Ganci, G; Cappello, A; Bilotta, G; Del Negro, C (2020). How the variety of satellite remote sensing data over volcanoes can assist hazard monitoring efforts: The 2011 eruption of Nabro volcano. REMOTE SENSING OF ENVIRONMENT, 236, 111426.

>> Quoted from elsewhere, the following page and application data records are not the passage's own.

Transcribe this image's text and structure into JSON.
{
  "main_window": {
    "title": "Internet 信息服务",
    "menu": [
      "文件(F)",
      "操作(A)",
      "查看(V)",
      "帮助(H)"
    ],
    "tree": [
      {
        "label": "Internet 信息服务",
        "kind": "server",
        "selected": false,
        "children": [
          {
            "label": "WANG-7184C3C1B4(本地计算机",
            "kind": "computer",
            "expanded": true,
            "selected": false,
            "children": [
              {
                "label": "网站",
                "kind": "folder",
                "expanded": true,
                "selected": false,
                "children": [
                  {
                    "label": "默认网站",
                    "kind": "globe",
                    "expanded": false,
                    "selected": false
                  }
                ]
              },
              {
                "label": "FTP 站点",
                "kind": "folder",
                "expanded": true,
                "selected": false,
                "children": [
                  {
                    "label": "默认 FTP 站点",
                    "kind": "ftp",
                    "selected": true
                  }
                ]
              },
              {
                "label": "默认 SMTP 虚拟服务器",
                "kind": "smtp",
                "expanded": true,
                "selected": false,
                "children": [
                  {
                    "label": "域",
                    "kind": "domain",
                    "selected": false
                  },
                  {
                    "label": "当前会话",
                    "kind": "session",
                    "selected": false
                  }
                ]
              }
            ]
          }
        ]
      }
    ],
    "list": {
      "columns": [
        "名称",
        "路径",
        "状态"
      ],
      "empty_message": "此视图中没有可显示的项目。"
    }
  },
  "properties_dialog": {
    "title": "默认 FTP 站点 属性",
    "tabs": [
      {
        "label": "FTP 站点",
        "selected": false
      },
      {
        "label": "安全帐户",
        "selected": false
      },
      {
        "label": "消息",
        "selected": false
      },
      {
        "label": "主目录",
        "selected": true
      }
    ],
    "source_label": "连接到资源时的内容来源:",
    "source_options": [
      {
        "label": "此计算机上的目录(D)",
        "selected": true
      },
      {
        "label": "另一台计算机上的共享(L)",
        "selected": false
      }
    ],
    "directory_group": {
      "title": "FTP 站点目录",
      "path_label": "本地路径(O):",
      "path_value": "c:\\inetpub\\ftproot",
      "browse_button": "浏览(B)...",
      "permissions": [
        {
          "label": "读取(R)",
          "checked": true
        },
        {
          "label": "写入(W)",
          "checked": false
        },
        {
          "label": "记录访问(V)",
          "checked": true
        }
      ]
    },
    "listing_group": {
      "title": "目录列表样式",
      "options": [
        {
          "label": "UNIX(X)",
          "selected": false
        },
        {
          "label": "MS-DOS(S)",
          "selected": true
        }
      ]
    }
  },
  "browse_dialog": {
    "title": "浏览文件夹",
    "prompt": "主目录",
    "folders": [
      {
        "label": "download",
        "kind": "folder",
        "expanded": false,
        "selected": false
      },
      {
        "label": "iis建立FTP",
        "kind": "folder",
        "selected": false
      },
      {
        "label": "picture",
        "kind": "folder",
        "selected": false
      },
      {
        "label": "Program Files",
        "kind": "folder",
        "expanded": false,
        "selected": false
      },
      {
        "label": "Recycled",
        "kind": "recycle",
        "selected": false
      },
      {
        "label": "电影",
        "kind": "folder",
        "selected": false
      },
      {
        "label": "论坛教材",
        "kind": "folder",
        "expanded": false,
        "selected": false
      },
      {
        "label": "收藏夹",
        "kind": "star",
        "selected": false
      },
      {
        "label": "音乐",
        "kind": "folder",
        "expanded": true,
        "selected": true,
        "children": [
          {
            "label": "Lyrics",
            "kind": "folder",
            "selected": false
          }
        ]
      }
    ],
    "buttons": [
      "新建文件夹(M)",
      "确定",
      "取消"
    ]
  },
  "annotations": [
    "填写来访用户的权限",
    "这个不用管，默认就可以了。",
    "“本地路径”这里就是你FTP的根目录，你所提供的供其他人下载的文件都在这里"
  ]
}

Satellite remote sensing is becoming an increasingly essential component of volcano monitoring, especially at little-known and remote volcanoes where in-situ measurements are unavailable and/or impractical. Moreover the synoptic view captured by satellite imagery over volcanoes can benefit hazard monitoring efforts. By monitoring, we mean both following the changing styles and intensities of the eruption once it has started, as well as nowcasting and eventually forecasting the areas potentially threatened by hazardous phenomena in an eruptive scenario. Here we demonstrate how the diversity of remote sensing data over volcanoes and the mutual interconnection between satellite observations and numerical simulations can improve lava flow hazard monitoring in response to effusive eruption. Time-averaged discharge rates (TADRs) obtained from low spatial/high temporal resolution satellite data (e.g. MODIS, SEVIRI) are complemented, compared and fine-tuned with detailed maps of volcanic deposits with the aim of constraining the conversion from satellite-derived radiant heat flux to TADR. Maps of volcanic deposits include the time-varying evolution of lava flow emplacement derived from multispectral satellite data (e.g. EO-ALI, Landsat, Sentinel-2, ASTER), as well as the flow thickness variations, retrieved from the topographic monitoring by using stereo or tri-stereo optical data (e.g. Pleiades, PlanetScope, ASTER). Finally, satellite-derived parameters are used as input and validation tags for the numerical modelling of lava flow scenarios. Our strategy is applied to the first historic eruption of Nabro volcano (Eritrea), occurred in June 2011. This eruptive event was characterized by the extraordinary quantity of SO2 emitted into the atmosphere and the extent of the long lava flows, which had a significant impact on the inhabitants of the Eritrea-Ethiopia border region despite the low population density. Because of its remote position, little was known about this eruption regarding the quantity of volcanic deposits and the timing and mechanisms of their emplacement. We found that the total volume of deposits, calculated from differences of digital elevation models (DEMs), is about 580 x 10(6) m(3), of which about 336 x 10(6) m(3) is the volume of the main lava flow that advanced eastward beyond the caldera. Multi-spectral satellite observations indicate that the main lava flow had reached its maximum extent (similar to 16 km) within about 4 days of the eruption onset on midnight 12 June. Lava flow simulations driven by satellite-derived parameters allow building an understanding of the advance rate and maximum extent of the main lava flow showing that it is likely to have reached 10.5 km in one day with a maximum speed of similar to 0.44 km/h.